|Soconusco Ethnoecology Project||CSUDH Ethnobotany and Ethnoecology Field courses in Chiapas|
The Soconusco Ethnoecology Project is an ongoing, multi-faceted program that explores the nature of relationships between the people of Soconusco and their environment in the past and present. The project builds on a large body of archaeological and historical research in the Soconusco region carried out over the past twenty-five years.
The Soconusco region is located along the Pacific coastal plain and the foothills of the Sierra Madre mountain range of Chiapas, Mexico. Soconusco’s climate is hot and humid with annual rainfall reaching over five meters in some areas. Soconusco is one of the most fertile regions of Mexico, and parts of the region have been identified as among the most botanically diverse regions of the world. The region has a large population of farmers who engage in subsistence farming, and a way of life based on corn farming and a heavy reliance on forest products is well-documented going back to Precolumbian times. Following the Aztec conquest of the region in the 1480s, Soconusco towns paid tribute in cacao beans, the seeds of the Theobroma cacao tree, as well as other wild forest products including game and feathers of tropical birds.

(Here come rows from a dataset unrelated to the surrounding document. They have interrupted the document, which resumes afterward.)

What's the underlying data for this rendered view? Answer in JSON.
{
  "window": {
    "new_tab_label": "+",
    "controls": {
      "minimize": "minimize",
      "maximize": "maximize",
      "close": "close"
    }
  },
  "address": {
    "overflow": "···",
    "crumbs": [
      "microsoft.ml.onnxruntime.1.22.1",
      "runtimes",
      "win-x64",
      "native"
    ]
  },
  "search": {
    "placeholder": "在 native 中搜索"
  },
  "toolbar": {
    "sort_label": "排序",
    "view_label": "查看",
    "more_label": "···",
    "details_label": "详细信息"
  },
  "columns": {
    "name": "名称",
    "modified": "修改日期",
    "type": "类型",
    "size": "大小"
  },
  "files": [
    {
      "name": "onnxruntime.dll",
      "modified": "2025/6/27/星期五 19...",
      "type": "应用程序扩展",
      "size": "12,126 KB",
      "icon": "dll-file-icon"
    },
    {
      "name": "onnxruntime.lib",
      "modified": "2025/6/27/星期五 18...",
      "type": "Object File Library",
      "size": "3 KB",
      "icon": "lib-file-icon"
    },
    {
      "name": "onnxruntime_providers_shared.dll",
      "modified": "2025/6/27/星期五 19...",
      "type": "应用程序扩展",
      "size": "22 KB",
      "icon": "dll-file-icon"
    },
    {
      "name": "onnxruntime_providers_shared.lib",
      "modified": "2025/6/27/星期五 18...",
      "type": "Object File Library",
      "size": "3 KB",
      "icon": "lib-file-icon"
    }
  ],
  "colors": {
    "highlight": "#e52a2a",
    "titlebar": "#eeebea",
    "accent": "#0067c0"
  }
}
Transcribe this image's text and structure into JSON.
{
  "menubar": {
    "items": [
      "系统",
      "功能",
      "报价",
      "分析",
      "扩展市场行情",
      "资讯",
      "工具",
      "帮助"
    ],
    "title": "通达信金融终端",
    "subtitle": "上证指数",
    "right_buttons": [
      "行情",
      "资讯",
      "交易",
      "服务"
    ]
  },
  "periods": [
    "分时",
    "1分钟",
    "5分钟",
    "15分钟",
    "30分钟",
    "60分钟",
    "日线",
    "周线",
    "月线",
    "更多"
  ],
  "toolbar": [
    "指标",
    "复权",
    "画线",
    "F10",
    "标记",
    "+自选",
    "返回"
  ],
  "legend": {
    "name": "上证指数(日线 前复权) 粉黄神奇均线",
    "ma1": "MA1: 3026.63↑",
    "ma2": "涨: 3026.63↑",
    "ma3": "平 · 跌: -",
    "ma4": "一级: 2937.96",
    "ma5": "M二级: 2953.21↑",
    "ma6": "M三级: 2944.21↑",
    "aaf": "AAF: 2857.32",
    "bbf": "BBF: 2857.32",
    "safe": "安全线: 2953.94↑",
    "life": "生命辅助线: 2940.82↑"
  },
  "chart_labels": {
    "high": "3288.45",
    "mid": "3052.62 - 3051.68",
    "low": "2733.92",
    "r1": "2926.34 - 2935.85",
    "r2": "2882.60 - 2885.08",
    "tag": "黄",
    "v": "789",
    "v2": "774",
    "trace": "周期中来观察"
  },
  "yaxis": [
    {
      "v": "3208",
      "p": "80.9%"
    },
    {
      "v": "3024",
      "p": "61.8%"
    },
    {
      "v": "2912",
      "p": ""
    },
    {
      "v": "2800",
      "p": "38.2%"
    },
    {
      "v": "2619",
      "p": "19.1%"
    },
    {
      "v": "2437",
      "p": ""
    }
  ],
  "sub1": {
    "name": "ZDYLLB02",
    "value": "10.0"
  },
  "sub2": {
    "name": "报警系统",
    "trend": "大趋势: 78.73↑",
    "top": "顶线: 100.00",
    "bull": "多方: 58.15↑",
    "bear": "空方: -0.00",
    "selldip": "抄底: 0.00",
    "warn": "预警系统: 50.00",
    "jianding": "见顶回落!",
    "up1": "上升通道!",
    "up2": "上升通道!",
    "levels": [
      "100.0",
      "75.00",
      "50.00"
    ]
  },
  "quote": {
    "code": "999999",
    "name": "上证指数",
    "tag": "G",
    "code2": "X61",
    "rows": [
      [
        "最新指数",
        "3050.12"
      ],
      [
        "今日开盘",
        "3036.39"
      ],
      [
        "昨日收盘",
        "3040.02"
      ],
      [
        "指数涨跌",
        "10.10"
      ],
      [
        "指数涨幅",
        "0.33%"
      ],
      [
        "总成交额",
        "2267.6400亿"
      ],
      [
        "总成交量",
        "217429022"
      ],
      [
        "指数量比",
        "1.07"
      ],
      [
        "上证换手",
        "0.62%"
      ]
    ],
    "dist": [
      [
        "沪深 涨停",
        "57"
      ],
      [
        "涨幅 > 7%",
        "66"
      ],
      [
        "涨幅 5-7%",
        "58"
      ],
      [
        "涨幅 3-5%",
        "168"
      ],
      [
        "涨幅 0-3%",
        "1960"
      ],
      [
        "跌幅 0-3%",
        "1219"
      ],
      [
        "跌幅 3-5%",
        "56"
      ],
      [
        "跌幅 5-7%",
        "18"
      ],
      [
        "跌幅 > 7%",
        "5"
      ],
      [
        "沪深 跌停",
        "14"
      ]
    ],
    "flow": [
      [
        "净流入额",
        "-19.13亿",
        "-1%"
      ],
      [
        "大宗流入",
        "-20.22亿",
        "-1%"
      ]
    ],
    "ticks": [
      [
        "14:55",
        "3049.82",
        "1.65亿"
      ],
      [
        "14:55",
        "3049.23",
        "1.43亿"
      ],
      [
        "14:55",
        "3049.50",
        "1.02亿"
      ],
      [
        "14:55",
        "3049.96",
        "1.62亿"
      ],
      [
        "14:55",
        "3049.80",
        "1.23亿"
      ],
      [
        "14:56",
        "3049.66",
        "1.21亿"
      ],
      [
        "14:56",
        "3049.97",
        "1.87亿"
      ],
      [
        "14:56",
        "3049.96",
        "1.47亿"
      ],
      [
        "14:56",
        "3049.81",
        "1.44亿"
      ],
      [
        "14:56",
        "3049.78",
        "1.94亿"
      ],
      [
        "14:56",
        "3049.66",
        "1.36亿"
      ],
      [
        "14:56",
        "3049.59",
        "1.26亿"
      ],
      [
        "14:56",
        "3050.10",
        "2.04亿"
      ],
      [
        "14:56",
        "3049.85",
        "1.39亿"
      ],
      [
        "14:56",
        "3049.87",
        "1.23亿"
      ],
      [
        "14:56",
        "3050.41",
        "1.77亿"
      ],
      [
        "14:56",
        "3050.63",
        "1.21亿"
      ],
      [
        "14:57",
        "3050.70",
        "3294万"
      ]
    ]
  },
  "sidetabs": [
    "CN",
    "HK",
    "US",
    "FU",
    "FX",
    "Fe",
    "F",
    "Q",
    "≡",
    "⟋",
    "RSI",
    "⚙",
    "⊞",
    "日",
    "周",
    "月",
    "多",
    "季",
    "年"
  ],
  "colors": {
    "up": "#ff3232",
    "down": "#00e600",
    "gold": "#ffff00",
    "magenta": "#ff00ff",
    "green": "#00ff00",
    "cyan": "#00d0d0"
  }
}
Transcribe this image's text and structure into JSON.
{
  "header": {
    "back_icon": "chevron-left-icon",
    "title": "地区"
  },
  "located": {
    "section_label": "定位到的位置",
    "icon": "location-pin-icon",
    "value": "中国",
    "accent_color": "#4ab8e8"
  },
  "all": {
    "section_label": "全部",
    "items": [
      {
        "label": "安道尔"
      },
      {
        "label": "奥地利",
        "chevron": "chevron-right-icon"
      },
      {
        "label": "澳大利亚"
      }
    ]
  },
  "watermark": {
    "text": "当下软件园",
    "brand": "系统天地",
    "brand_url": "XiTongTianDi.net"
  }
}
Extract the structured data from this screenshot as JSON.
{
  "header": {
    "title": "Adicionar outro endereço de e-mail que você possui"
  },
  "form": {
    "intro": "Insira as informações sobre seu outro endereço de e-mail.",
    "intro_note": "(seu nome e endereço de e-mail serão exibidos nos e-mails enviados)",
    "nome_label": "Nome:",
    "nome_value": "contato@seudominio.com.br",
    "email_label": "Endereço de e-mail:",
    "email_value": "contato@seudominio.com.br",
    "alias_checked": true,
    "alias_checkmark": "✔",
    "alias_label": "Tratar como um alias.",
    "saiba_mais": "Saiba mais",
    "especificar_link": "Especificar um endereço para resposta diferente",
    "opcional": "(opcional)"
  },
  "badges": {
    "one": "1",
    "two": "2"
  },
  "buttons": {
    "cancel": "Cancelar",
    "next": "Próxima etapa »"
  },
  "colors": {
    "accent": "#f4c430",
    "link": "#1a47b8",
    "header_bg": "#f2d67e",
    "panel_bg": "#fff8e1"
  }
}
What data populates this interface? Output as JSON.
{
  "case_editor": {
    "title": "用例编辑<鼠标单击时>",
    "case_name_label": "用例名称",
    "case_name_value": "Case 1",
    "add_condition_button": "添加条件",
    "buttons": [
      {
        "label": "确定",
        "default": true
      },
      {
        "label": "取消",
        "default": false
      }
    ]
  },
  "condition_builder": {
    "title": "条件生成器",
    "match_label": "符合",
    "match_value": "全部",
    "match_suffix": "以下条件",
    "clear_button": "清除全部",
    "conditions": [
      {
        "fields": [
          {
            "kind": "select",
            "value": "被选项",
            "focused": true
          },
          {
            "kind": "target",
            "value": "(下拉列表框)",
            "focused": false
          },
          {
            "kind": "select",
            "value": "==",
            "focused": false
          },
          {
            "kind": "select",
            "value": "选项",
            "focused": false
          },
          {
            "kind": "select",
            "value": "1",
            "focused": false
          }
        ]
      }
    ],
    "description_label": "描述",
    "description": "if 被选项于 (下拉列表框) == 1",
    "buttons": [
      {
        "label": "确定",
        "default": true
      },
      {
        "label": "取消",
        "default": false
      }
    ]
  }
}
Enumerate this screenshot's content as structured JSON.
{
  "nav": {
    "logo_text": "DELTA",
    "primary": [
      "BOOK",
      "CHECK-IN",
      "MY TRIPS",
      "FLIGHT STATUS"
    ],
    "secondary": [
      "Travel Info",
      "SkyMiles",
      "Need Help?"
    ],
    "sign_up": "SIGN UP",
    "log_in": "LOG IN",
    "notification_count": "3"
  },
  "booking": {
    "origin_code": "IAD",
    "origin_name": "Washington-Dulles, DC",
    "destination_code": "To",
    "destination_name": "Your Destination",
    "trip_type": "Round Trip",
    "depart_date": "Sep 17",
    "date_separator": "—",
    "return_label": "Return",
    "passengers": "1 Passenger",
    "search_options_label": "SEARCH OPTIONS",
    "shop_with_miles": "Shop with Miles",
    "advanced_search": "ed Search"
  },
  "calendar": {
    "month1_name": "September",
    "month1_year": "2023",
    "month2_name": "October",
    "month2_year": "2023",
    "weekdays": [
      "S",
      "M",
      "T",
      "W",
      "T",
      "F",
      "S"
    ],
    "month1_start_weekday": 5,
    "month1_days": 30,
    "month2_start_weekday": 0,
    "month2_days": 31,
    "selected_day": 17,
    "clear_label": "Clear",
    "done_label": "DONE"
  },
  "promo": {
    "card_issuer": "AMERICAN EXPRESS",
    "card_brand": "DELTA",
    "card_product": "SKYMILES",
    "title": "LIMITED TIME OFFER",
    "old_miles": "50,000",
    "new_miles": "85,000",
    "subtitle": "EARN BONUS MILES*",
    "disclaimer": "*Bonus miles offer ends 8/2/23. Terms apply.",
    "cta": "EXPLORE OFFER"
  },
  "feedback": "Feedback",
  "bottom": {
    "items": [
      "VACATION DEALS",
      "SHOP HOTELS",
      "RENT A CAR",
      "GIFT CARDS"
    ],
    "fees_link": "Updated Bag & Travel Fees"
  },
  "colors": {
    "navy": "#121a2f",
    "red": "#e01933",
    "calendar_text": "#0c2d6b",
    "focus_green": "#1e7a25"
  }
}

During the Spanish Colonial period, archival documents indicate that forest products like cacao, vanilla (Vanilla planifolia), and achiote (a red coloring/flavoring from the seeds of the achiote tree, Bixa orellana) were major economic products of the region. Forest products continue to play a central role in the lives of local people, although these products no longer figure prominently in the regional economy, and population growth, deforestation, and changing economic conditions are now threatening both the environment and the traditional rural culture.
|Cacao seeds drying||Achiote Tree||Achiote paste used in many foods|
The possibility that valuable environmental knowledge may soon disappear prompted me to initiate what began as “salvage” ethnobotanical research in 2000. Together with students who have enrolled in the CSUDH Mesoamerican Ethnobotany course, I began to record information about plant use among Soconusco residents. Since that time, the project has expanded to include research on a wider range of environmental knowledge, giving rise to the Soconusco Ethnoecology Project. This project includes both research and applied components.
The Soconusco region, like so many other places in the world today, is experiencing serious environmental, economic, and social problems. These problems are not isolated but instead they are inextricably linked. Due, in part, to economic restructuring in Mexico (and the world), Soconusco’s small-scale farmers find it increasingly difficult to support their families, and local residents are now migrating in large numbers to the U.S. and elsewhere, creating a host of social problems. Although forest products have long played an important role in the local economy, today farmers are producing fewer of these products because they cannot sell them. As a result, preserving the forest has become less of a priority, and as the forest disappears, people are even less likely to rely on forest products. Environmental degradation, economic decline, and out-migration are all part of the same vicious cycle.
Research in tropical forest regions in other parts of the world has demonstrated that a better understanding of traditional agroforestry systems can often lead to the development of more sustainable forest management strategies that can have positive social and economic effects. Agroforestry refers to land-use management practices where trees and other crops are grown together. Traditional agroforestry systems are often sophisticated systems developed over centuries or even millennia that not only meet many local needs but also are based on sound and sustainable forest management principles. Moreover, these systems can serve as models for the design of forest management strategies that can both slow the pace of deforestation and meet the health, social, and economic needs of populations in the tropics.
One goal of the Soconusco Ethnoecology project is to explore the traditional agroforestry systems in Soconusco. Traditional agroforestry systems around the world typically include three key elements: 1) managed forests or “forest gardens,” 2) swidden agriculture and managed fallows, and 3) home or kitchen gardens. All three elements are found in Soconusco, and they are currently a central focus of the research. To date we have carried out pilot research on home gardens, and we have explored historical “forest gardens” (where cacao is the principle crop) as well as contemporary “forest gardens” (also cacao oriented). Future work will investigate swidden agriculture/managed fallows systems.
Another goal of the project has been to provide various kinds of support to Soconusco farmers who cultivate forest crops. We have met with farmers groups on various occasions to discuss strategies for improving their ability to sell their crops—particularly cacao—at fair prices.
|Dr. Gasco meeting with Soconusco farmers||Chocolate-maker, Steve DeVries talking to Soconusco cacao farmers||Chocolate-maker, Shawn Askinosie talking to Soconusco cacao farmers sampling cacao|
Chocolate makers Steve DeVries and Shawn Askinosie have met with farmers to discuss how they can improve the quality of their cacao, and in 2007, Shawn Askinosie of Askinosie Chocolate purchased six tons on Soconusco cacao and produced what is almost certainly the first chocolate bar made with single-origin Soconusco cacao. Efforts are ongoing to find additional support for the promotion of cacao and other Soconusco forest products.
|Sonja Ulrich, Jeff Lewis and Gloria Evins meeting with municipal authorities who are promoting local cacao farmers.|